Published in July by the Center for a New American Security, Surviving on a Diet of Poisoned Fruit: Reducing the National Security Risks of America’s Cyber Dependencies by Richard J. Danzig describes the cyber security of the nation’s infrastructure.
Microsoft is hosting an event at noon (Central time) today to discuss what’s next for Windows and the enterprise.
Initially promising mid-October to enable SSL for all of their free customers, the company announced they have begun the roll-out today.
Norton provided a write-up explaining on the Linux and Mac OS X vulnerability known as ‘Shellshock’ or the ‘Bash Bug’ works in an infographic and video.
Coding and writing scripts, like most things, gets better with practice and experience. To improve communication between developers and others, everybody should understand psuedocode as a middle ground communication means.
In July, Microsoft switched from Prometric to Pearson VUE as the administrators of the Microsoft Certified exams. This week they are announcing an expansion to that partnership and new offerings for IT Pros interested in becoming certified.
Everything from the basic Kindle e-reader to the advanced Fire HDX 8.9″ tablet has been refreshed with this wave.
Google is beta testing a Windows-only Software Removal Tool. Upon downloading and running the tool, it will start scanning your computer for malware that affects Chrome.
In Rogue Code, Jeff is consulting for the NYSE Euronext to do a penetration test of the system and improve their security. Wrong time, wrong place or right time, right place – Jeff and his colleague stumble upon a rootkit and a more complicated plot going on beneath the surface.
If you want to greatly improve your productivity, enjoyment of work, and perceived competence then becoming an excellent typist can help.
Apple had a busy day of announcements that were well received despite the recent negative press of iCloud security concerns. Apple unveiled the iPhone 6, iPhone 6 Plus, the Apple Watch, Apple Pay, and a release date for iOS 8.

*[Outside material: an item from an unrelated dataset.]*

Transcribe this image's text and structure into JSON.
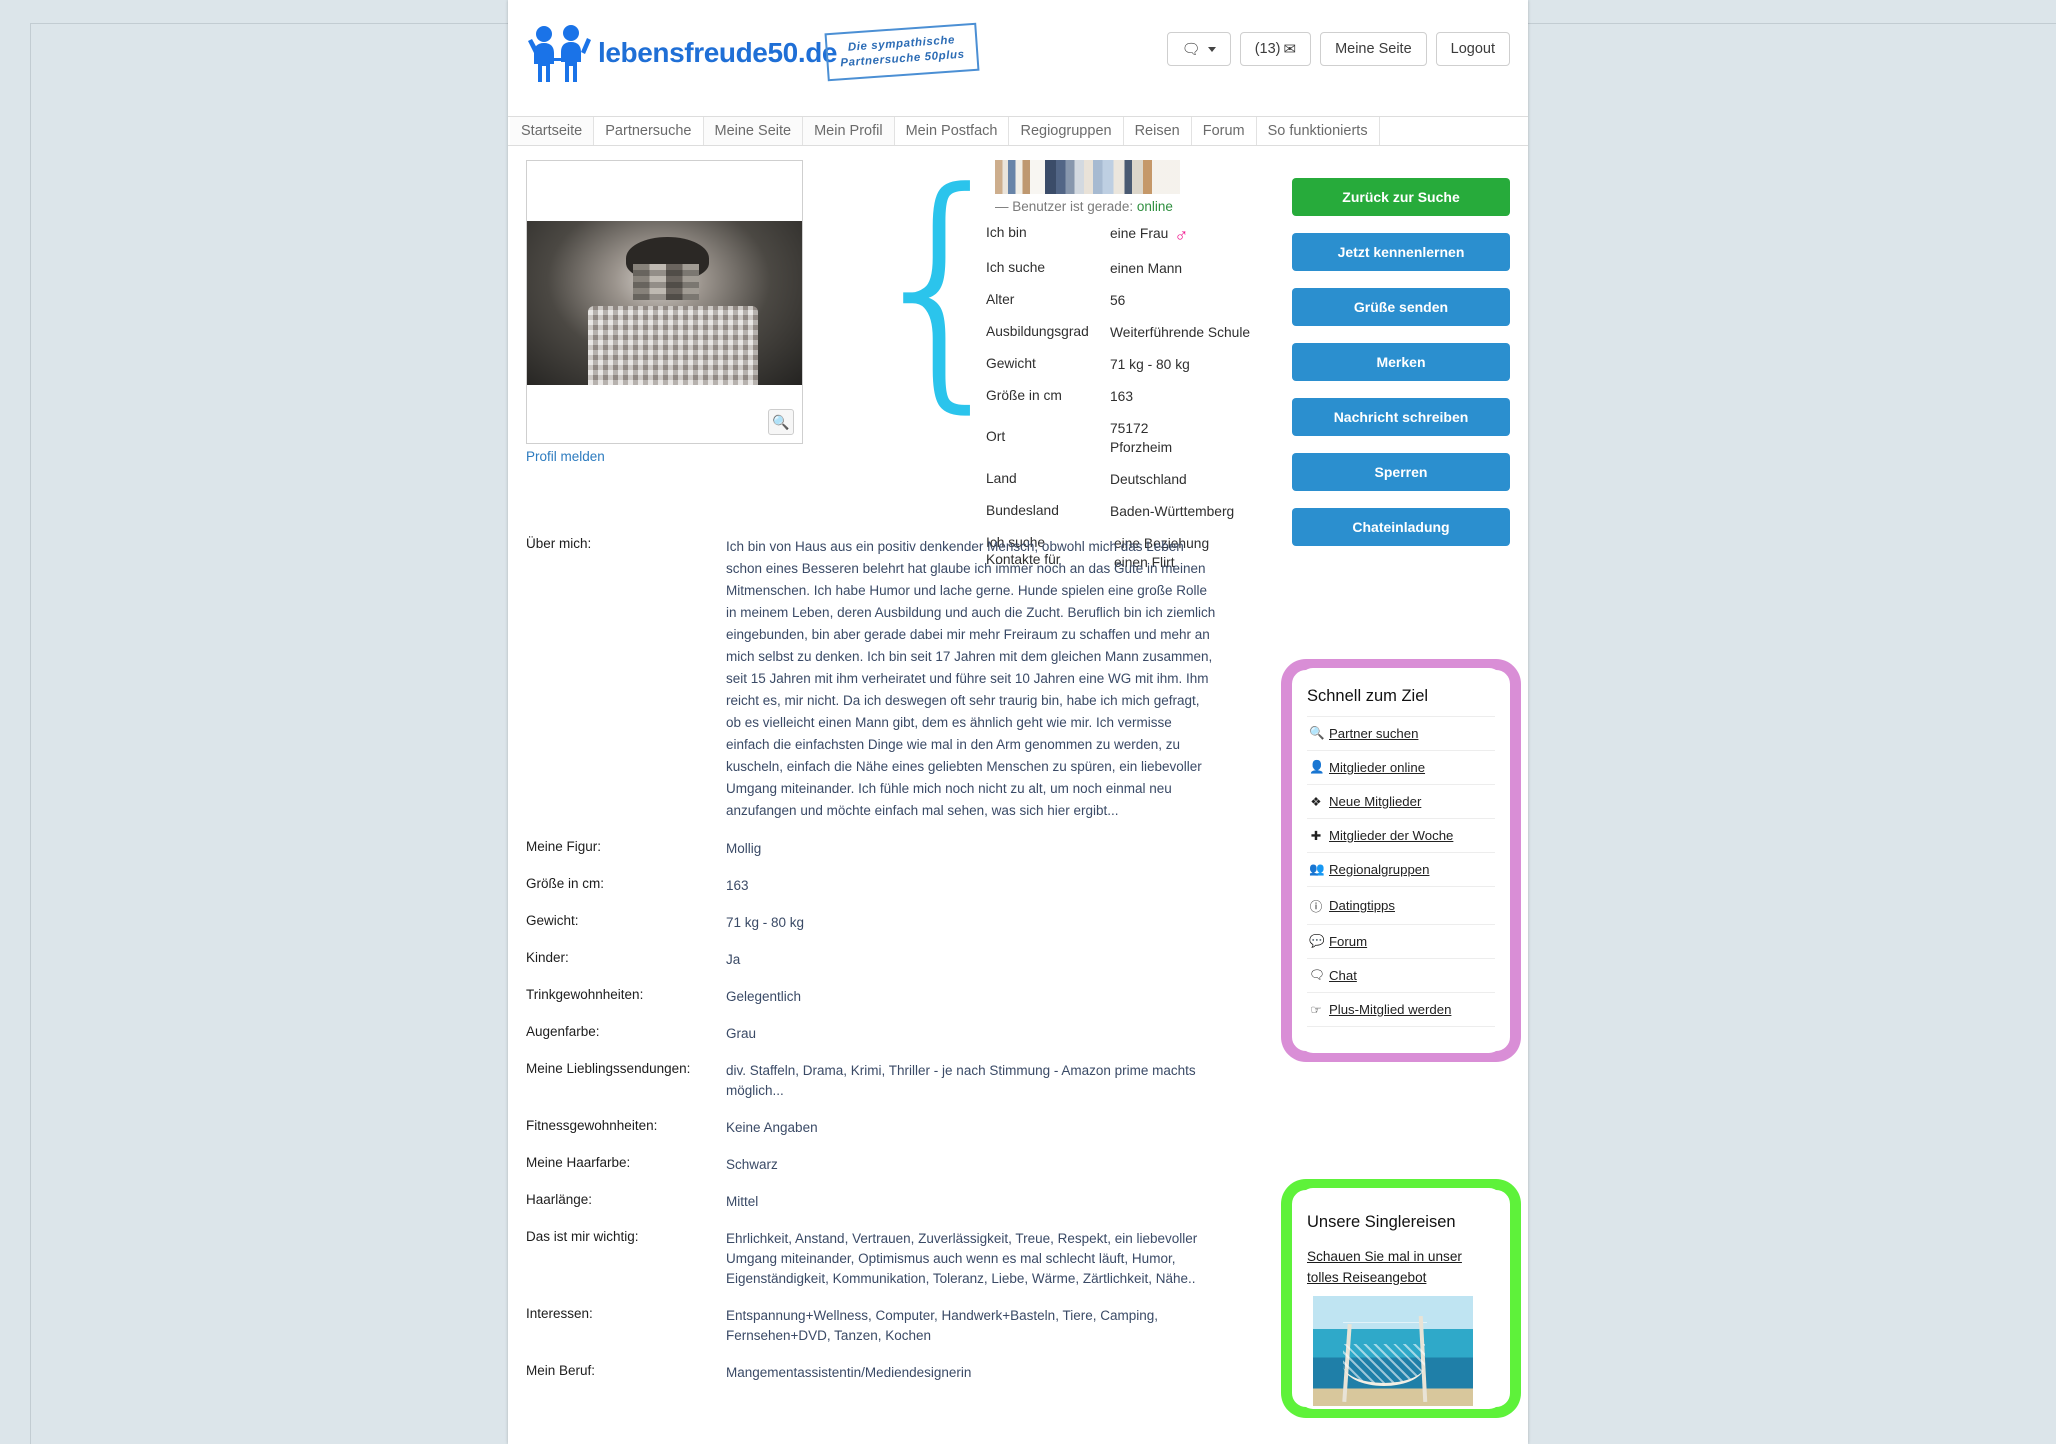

After installing the Firefox 32.0 update on Tuesday, I noticed that Firefox had taken over as the default PDF application on my computer.